EXERCISE OBJECTIVE ::
Which lines below include the string "Informaţii"? Please show each one.

AVAILABLE DATA ::
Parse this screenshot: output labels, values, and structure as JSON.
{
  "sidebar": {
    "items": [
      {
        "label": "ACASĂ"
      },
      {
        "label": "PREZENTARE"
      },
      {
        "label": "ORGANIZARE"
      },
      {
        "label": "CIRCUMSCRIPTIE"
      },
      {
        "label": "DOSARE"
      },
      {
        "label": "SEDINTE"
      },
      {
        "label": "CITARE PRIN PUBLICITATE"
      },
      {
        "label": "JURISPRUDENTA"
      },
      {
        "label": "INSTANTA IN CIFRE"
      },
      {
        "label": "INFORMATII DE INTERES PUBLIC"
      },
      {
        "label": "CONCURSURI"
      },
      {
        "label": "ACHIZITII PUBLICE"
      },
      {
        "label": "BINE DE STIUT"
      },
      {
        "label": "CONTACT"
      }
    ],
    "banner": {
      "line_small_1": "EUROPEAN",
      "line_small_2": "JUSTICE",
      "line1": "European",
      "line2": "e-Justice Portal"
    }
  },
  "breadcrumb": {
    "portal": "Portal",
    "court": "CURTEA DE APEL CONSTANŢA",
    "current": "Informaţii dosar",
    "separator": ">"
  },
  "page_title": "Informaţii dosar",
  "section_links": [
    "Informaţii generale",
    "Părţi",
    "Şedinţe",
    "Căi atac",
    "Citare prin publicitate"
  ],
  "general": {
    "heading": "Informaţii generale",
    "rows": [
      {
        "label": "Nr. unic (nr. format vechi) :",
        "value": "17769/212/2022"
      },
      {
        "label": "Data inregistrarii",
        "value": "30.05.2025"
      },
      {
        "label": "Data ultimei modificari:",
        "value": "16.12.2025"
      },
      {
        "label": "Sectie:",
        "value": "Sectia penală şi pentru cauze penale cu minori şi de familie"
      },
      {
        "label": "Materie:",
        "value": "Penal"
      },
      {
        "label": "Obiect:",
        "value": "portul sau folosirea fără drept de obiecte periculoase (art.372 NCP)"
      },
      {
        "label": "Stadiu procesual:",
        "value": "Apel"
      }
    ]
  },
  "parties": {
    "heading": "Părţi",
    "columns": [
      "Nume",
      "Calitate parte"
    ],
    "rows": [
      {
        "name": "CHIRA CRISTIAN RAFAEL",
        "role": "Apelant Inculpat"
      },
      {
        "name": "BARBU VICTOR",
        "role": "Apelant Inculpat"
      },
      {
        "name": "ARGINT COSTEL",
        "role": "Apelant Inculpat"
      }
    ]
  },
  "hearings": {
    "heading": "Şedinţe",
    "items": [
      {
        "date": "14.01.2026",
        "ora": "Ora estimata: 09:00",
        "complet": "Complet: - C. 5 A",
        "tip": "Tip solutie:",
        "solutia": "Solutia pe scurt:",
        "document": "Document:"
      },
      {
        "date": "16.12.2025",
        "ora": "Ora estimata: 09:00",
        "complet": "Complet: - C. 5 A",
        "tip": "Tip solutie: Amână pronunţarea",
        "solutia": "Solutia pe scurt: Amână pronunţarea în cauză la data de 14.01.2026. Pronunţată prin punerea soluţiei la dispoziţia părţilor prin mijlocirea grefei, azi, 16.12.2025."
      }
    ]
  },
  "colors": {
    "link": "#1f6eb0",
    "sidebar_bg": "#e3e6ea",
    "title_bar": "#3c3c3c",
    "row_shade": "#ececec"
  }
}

SOLUTION FOR THIS PROBLEM ::
    "current": "Informaţii dosar",
  "page_title": "Informaţii dosar",
    "Informaţii generale",
    "heading": "Informaţii generale",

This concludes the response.